NU Online News Service, Oct. 8, 8:28 a.m. – Texas Insurance Commissioner Jose Montemayor recently issued an emergency cease-and-desist order to stop Employers Mutual, L.L.C., from selling health insurance policies or collecting premiums in Texas after learning that the company has quit paying claims.
On Sept. 14, Texas Department of Insurance attorneys filed a notice of hearing with the State Office of Administrative Hearings seeking minimum fines of $1 million each and a cease-and-desist order against Employers Mutual, 18 other unlicensed entities and two unlicensed persons involved in an alleged illegal health insurance scheme.
“When the company stopped paying claims, it became apparent that we needed speedier action to prevent more Texans from falling victim to this unauthorized insurance scheme,” Sara Waitt, senior associate commissioner for Legal and Compliance, says.
Employers Mutual is a limited liability company of Carson City, Nevada. Also targeted in the insurance department’s action are William R. Kokott and Nicholas E. Angelos, who hold positions with that company; American Benefit Society of Turnersville, New Jersey; Sierra Administration Inc. of Reno, Nevada; and 16 purported trade or occupational association, according to the department.
The Texas department estimates that approximately 4,600 Texans are enrolled in the plan. Texas Department of Insurance is sending letters informing all of them that Montemayor has ordered Employers Mutual to stop collecting premiums.
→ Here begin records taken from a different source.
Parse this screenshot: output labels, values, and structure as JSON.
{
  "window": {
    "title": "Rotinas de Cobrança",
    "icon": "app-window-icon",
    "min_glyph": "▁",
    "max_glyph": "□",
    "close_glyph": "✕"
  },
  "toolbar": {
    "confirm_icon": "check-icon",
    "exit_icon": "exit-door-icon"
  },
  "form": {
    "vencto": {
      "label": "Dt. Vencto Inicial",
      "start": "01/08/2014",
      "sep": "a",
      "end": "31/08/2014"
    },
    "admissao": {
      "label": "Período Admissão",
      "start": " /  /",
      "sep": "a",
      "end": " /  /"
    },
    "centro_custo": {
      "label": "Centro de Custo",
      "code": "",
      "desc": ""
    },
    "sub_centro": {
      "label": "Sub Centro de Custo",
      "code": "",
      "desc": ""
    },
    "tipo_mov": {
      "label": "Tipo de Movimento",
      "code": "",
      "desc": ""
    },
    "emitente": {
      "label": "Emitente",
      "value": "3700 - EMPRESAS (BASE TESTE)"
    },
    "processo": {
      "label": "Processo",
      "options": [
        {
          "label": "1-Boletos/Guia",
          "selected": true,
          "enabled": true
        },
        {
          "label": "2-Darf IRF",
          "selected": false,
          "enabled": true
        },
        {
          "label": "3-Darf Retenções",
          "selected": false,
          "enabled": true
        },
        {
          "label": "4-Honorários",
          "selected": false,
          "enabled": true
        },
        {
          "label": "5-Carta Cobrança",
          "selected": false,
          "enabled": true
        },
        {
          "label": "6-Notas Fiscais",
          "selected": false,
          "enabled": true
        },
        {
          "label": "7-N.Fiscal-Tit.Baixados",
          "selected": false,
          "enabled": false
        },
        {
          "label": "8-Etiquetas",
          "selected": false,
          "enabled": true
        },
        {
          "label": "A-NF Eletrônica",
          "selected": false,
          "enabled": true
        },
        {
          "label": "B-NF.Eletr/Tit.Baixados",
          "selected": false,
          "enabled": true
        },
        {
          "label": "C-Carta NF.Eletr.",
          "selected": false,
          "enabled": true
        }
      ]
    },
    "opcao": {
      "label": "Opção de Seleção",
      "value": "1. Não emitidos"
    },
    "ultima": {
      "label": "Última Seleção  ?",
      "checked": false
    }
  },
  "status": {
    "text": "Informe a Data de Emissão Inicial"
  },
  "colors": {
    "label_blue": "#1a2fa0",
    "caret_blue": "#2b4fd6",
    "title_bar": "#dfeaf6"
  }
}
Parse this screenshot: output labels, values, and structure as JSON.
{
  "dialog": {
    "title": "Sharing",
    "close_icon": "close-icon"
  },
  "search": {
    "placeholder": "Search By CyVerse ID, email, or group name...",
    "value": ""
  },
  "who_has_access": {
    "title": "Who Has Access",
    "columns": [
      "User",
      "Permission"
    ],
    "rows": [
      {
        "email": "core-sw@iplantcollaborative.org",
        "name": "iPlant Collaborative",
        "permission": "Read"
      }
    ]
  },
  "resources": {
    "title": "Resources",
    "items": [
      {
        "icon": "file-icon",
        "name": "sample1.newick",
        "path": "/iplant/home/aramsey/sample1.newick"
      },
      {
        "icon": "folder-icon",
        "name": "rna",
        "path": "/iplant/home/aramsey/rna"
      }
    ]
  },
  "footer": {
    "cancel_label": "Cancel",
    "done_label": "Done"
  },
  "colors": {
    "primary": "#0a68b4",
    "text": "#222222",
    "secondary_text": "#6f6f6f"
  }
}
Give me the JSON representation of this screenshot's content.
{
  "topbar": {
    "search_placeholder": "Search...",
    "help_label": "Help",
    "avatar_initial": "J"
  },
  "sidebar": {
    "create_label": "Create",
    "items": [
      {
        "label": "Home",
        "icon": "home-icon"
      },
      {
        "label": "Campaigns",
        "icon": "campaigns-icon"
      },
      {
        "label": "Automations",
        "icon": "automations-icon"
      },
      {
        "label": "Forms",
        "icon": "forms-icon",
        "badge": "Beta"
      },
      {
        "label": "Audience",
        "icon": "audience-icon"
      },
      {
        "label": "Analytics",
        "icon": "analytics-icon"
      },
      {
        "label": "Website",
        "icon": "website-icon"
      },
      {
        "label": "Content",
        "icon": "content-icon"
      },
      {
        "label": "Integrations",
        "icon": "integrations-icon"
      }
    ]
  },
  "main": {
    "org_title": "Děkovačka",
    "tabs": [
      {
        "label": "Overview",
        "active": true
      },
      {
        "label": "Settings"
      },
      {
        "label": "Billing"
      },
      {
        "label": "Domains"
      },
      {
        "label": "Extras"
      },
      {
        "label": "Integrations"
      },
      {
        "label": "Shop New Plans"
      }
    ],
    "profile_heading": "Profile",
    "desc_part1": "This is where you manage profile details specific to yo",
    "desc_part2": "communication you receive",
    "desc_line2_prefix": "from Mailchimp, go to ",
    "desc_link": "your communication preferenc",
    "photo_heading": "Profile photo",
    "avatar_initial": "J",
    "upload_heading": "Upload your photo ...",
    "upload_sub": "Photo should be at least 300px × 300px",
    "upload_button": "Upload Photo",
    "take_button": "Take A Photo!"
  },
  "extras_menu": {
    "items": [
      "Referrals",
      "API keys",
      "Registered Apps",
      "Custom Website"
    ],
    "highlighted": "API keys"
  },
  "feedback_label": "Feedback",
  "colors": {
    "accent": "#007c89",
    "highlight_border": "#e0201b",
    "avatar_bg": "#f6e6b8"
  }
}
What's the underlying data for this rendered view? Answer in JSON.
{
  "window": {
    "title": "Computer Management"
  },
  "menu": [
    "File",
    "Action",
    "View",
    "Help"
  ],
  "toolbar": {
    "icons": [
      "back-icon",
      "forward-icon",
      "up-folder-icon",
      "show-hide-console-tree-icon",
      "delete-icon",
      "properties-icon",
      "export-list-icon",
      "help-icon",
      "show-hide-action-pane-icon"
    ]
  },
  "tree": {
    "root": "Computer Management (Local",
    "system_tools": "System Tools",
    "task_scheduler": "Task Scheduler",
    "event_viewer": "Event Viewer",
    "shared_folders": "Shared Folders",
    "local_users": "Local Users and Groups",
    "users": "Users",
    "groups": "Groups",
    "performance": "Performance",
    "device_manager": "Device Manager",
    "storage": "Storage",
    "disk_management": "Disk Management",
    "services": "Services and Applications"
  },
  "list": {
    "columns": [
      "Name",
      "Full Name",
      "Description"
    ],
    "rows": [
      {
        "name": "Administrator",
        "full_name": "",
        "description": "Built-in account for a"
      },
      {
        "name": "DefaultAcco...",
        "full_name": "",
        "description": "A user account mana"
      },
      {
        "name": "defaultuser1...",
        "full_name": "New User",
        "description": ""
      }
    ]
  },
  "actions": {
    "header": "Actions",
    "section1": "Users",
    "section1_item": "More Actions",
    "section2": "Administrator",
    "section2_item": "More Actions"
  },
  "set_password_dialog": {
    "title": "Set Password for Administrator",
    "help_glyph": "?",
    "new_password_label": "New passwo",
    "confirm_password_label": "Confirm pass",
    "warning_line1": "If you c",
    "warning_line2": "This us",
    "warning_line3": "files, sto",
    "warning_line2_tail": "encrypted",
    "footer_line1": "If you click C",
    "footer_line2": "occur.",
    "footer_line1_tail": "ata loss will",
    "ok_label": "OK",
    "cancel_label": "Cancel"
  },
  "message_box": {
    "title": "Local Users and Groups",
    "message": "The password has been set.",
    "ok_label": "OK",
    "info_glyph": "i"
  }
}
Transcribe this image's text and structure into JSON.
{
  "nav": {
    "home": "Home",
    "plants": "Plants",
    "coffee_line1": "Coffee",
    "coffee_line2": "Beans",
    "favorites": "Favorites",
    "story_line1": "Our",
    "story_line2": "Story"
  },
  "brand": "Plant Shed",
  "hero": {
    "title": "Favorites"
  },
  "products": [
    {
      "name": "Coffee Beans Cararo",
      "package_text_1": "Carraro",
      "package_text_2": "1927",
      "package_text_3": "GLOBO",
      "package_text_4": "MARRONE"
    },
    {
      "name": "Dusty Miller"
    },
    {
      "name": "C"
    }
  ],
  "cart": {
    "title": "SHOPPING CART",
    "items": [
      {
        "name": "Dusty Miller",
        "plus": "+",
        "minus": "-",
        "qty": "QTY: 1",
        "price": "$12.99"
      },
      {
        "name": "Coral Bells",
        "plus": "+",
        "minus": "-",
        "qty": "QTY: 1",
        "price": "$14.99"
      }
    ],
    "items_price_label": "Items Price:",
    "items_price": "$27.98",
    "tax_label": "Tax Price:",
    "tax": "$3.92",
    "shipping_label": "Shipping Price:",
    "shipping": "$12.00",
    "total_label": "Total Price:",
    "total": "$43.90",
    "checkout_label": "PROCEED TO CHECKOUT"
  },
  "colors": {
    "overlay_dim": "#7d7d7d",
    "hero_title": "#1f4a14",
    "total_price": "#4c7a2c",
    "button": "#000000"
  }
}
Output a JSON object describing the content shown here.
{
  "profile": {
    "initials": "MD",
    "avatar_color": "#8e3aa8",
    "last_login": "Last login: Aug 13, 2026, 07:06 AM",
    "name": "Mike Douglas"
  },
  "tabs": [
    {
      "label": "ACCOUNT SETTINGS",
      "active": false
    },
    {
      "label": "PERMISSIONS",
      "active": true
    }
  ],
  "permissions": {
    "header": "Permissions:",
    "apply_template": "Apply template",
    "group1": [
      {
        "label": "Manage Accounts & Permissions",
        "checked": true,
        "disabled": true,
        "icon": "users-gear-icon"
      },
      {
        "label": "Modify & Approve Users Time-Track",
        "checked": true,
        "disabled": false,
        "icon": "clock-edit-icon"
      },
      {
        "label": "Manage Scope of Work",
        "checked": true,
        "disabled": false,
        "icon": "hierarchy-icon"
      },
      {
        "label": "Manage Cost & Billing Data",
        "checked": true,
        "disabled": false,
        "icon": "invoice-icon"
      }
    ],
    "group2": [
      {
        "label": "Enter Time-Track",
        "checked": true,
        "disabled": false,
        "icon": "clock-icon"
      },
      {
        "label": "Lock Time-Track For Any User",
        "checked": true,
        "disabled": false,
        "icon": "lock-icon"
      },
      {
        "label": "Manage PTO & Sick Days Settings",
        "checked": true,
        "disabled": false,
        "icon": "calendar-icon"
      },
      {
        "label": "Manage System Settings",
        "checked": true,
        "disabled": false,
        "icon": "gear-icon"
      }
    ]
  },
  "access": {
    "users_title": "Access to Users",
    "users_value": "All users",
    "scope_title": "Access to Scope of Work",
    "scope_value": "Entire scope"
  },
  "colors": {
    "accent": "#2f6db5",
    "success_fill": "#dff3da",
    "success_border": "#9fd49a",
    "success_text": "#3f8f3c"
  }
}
They also should seek other health insurance coverage as soon as possible, the department says.
For further information, Employers Mutual enrollees may contact the department at 1-800-252-3439.
A hearing on TDI’s original petition for a permanent order and fines is scheduled for 9 a.m. Oct. 17 at the State Office of Administrative Hearings in Austin.
State insurance regulators in Colorado, Florida, Nevada and Oklahoma are taking action against some of the same entities and persons, the department says.
Texas Department of Insurance is considering taking disciplinary action against any licensed insurance agents whom sold the Employers Mutual health plan.
The department is seeking a civil penalty from each party of the greater amount of either $1 million or $10,000 for each act of violation and for each day of violation.